Many of you have been providing early intervention services via virtual visits for nine months now. That’s a long time….I probably don’t need to tell you that because you are living it. It’s been a long time since you sat in a family’s living room, since you held a baby, since you blew bubbles with a toddler, since you guided a parent’s hands as she helped her baby learn to stand, or since you got one of those amazing toddler hugs. Many of you have become grounded in tele-intervention and, while you undoubtedly miss in-person visits, you have embraced this incredibly unique opportunity to grow as professionals.
What Are You Thankful For?
Take a deep breath, look out of a window, and pause. Think about the past nine months and ask yourself: “What has this experience of providing tele-intervention given me? What am I thankful for?” Somedays, you might answer that this experience has given you a headache from staring at the computer screen all day long. Other days, you might find yourself joyfully celebrating progress you got to see by “joining” a family during an activity you might never have been able to observe before.
While I am not seeing families via tele-intervention, here are a few things I’m thankful for when I reflect on our field’s experience this year:
#1: I’m thankful for the new door we’ve opened.
Being launched into tele-intervention as the only way of reaching families has likely changed our field forever and in a positive way. Many states are advocating for the flexibility to continue to offer tele-intervention as an option to families. Being able to offer tele-intervention to families who prefer it for privacy, flexibility, distance, or other personal family reasons… having the option available to support families of some of our most medically-fragile children…offering virtual visits in areas with provider shortages – all of these could really be game changers. I’m grateful for the door that’s opened so we might be able to continue to leverage technology to further individualize EI services and reach more families.

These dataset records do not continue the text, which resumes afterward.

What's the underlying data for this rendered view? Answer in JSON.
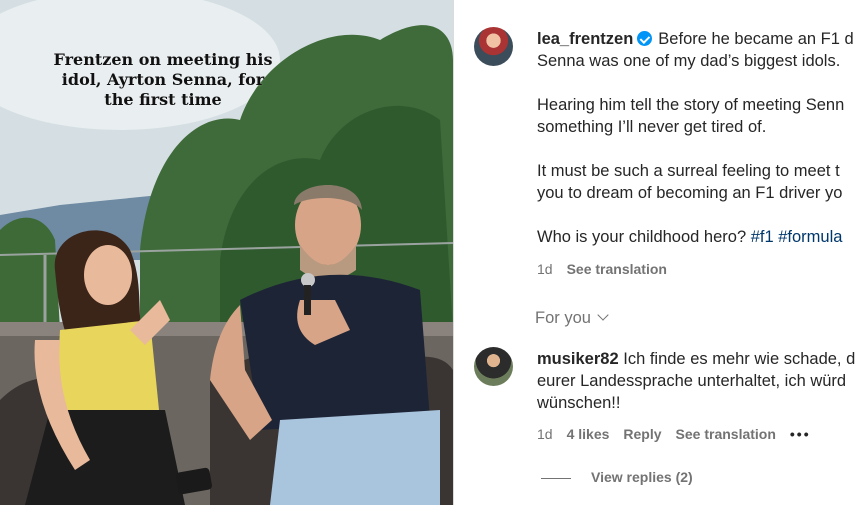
{
  "media": {
    "overlay_text": "Frentzen on meeting his idol, Ayrton Senna, for the first time"
  },
  "post": {
    "username": "lea_frentzen",
    "caption_lines": [
      "Before he became an F1 d",
      "Senna was one of my dad’s biggest idols.",
      "Hearing him tell the story of meeting Senn",
      "something I’ll never get tired of.",
      "It must be such a surreal feeling to meet t",
      "you to dream of becoming an F1 driver yo",
      "Who is your childhood hero? "
    ],
    "hashtags": [
      "#f1",
      "#formula"
    ],
    "time": "1d",
    "see_translation": "See translation"
  },
  "for_you": "For you",
  "comment": {
    "username": "musiker82",
    "lines": [
      "Ich finde es mehr wie schade, d",
      "eurer Landessprache unterhaltet, ich würd",
      "wünschen!!"
    ],
    "time": "1d",
    "likes": "4 likes",
    "reply": "Reply",
    "see_translation": "See translation",
    "more": "•••",
    "view_replies": "View replies (2)"
  },
  "colors": {
    "link_blue": "#00376b",
    "verified_blue": "#0095f6",
    "meta_gray": "#737373"
  }
}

#2: I’m thankful for the coaching practices that were already in place to help us *really* support caregivers.
I’ve heard over and over that practitioners who were already using coaching practices found the shift to tele-intervention more natural – still challenging and still with a healthy learning curve, but overall, a more natural fit. I’m grateful that we have been practicing coaching and routines-based, family-centered intervention here in VA for years now. Sure, what this looks runs the gamut, but the adoption of this practice made it easier for practitioners to support caregiver and child learning from the other side of a webcam. No one said it was easy to make the shift to virtual visits, but having some great practices in your back pocket seems to have helped.
#3: I’m thankful for you.
Yes, that might sound cliche but hear me out. I’m thankful for EI practitioners and leaders like you who embraced virtual visits when you had no other choice. You put new policies in place, built new systems of support and payment, adopted new technology, and walked families through how to login with kindness and patience. I’m thankful that you pushed through the awkward transition of figuring out where to place the camera and how to manage audio, how to observe and manage silence during visits, and how to teach a parent without being able to model like you’re used to. I’m grateful for the EI teams who experimented and figured out how to use technology to conduct eligibility determinations and assessments, who shared their screens so families could understand their rights and see the IFSP as they joined team members to write it. For all of you who continue to dedicate your time, energy, and bandwidth to children and families receiving early intervention, I see you and I am proud to be part of a field with you in it.
Now it’s your turn. What are you thankful for?
Share your thoughts by leaving a comment below.
For more information about tele-intervention, visit these resources: